EPA said that under the Clean Power Plan it is establishing final emission guidelines for states to follow in developing plans to reduce greenhouse gas (GHG) emissions from existing fossil fuel-fired electric generating units (EGUs). Specifically, the EPA is establishing: carbon dioxide (CO2) emission performance rates representing the best system of emission reduction (BSER) for two subcategories of existing fossil fuel-fired EGUs – fossil fuel-fired electric utility steam generating units and stationary combustion turbines; state-specific CO2 goals reflecting the CO2 emission performance rates; and guidelines for the development, submittal and implementation of state plans that establish emission standards or other measures to implement the CO2 emission performance rates, which may be accomplished by meeting the state goals. This final rule will continue progress already underway in the U.S. to reduce CO2 emissions from the utility power sector.
This final rule is effective 60 days after publication in the Federal Register.

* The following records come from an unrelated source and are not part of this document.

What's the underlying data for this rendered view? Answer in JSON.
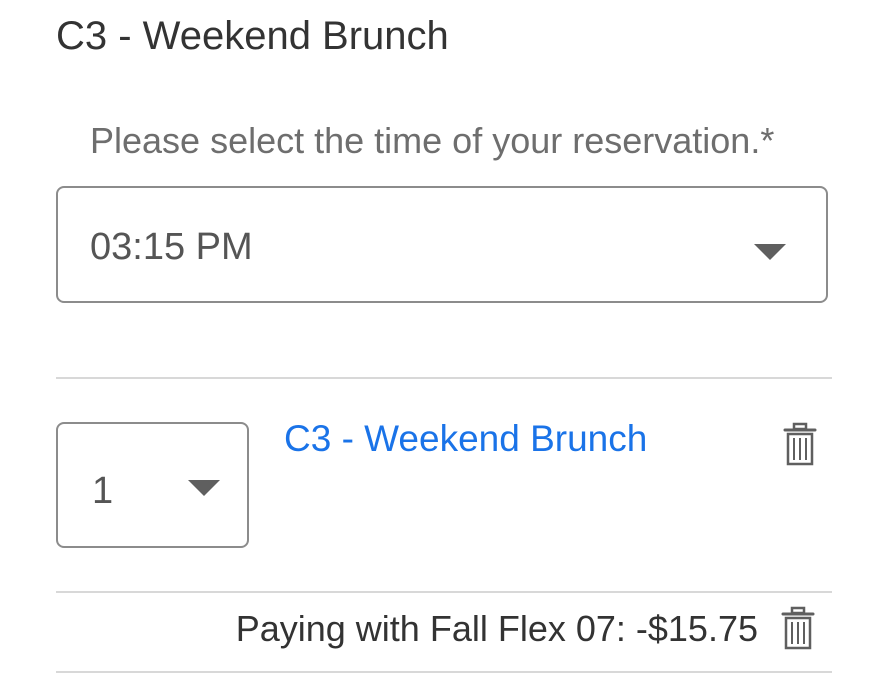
{
  "header": {
    "title": "C3 - Weekend Brunch"
  },
  "reservation": {
    "prompt": "Please select the time of your reservation.*",
    "selected_time": "03:15 PM"
  },
  "cart": {
    "items": [
      {
        "quantity": "1",
        "name": "C3 - Weekend Brunch",
        "payment": "Paying with Fall Flex 07: -$15.75"
      }
    ]
  },
  "icons": {
    "dropdown": "chevron-down-icon",
    "delete": "trash-icon"
  },
  "colors": {
    "link": "#1a73e8",
    "text": "#333333",
    "muted": "#6e6e6e",
    "border": "#8c8c8c",
    "divider": "#d8d8d8"
  }
}
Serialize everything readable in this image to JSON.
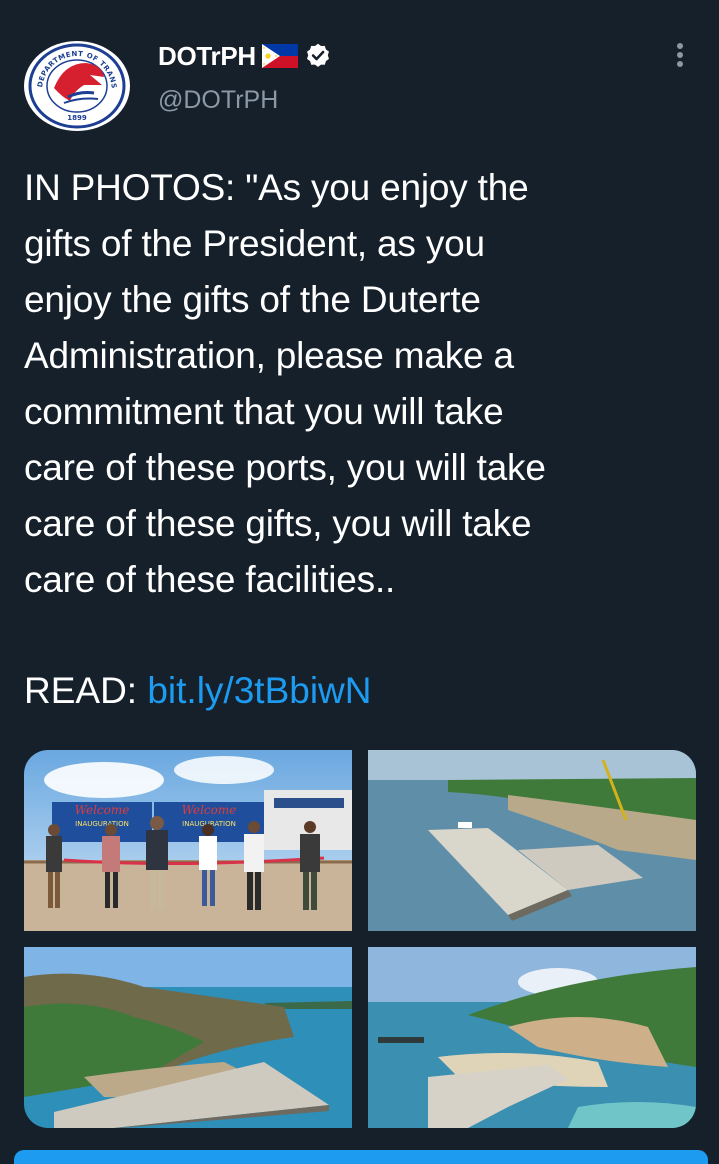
{
  "tweet": {
    "display_name": "DOTrPH",
    "handle": "@DOTrPH",
    "text": "IN PHOTOS: \"As you enjoy the\ngifts of the President, as you\nenjoy the gifts of the Duterte\nAdministration, please make a\ncommitment that you will take\ncare of these ports, you will take\ncare of these gifts, you will take\ncare of these facilities..",
    "read_label": "READ: ",
    "link": "bit.ly/3tBbiwN"
  },
  "avatar": {
    "ring_text": "DEPARTMENT OF TRANSPORTATION",
    "year": "1899"
  },
  "icons": {
    "flag": "philippines-flag-icon",
    "verified": "verified-badge-icon",
    "more": "more-vertical-icon"
  },
  "photos": {
    "p1": {
      "banner_left": "Welcome",
      "banner_right": "Welcome",
      "sub_left": "INAUGURATION",
      "sub_right": "INAUGURATION"
    }
  },
  "colors": {
    "background": "#15202b",
    "text": "#ffffff",
    "secondary": "#8b98a5",
    "link": "#1d9bf0",
    "logo_red": "#d6202f",
    "logo_blue": "#1c3f94"
  }
}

“This final rule is a significant step forward in reducing greenhouse gas (GHG) emissions in the U.S. In this action, the EPA is establishing for the first time GHG emission guidelines for existing power plants,” said the final rule. “These final emission guidelines, which rely in large part on already clearly emerging growth in clean energy innovation, development and deployment, will lead to significant carbon dioxide (CO2) emission reductions from the utility power sector that will help protect human health and the environment from the impacts of climate change. This rule establishes, at the same time, the foundation for longer term GHG emission reduction strategies necessary to address climate change and, in so doing, confirms the international leadership of the U.S. in the global effort to address climate change.
“In this final rule, we have taken care to ensure that achievement of the required emission reductions will not compromise the reliability of our electric system, or the affordability of electricity for consumers. This final rule is the result of unprecedented outreach and engagement with states, tribes, utilities, and other stakeholders, with stakeholders providing more than 4.3 million comments on the proposed rule. In this final rule, we have addressed the comments and concerns of states and other stakeholders while staying consistent with the law. As a result, we have followed through on our commitment to issue a plan that is fair, flexible and relies on the accelerating transition to cleaner power generation that is already well underway in the utility power sector.
“Under the authority of Clean Air Act (CAA) section 111(d), the EPA is establishing CO2 emission guidelines for existing fossil fuel-fired electric generating units (EGUs) – the Clean Power Plan. These final guidelines, when fully implemented, will achieve significant reductions in CO2 emissions by 2030, while offering states and utilities substantial flexibility and latitude in achieving these reductions.
“The EPA is also establishing state-specific rate-based and mass-based goals that reflect the subcategory-specific CO2 emission performance rates and each state’s mix of affected EGUs. The guidelines also provide for the development, submittal and implementation of state plans that implement the BSER – again, expressed as CO2 emission performance rates – either directly by means of source-specific emission standards or other requirements, or through measures that achieve equivalent CO2 reductions from the same group of EGUs. States with one or more affected EGUs will be required to develop and implement plans that set emission standards for affected EGUs.
“Concurrent with this action, the EPA is also issuing a final rule that establishes CO2 emission standards of performance for new, modified, and reconstructed power plants. Together, these rules will reduce CO2 emissions by a substantial amount while ensuring that the utility power sector in the U.S. can continue to supply reliable and affordable electricity to all Americans using a diverse fuel supply.”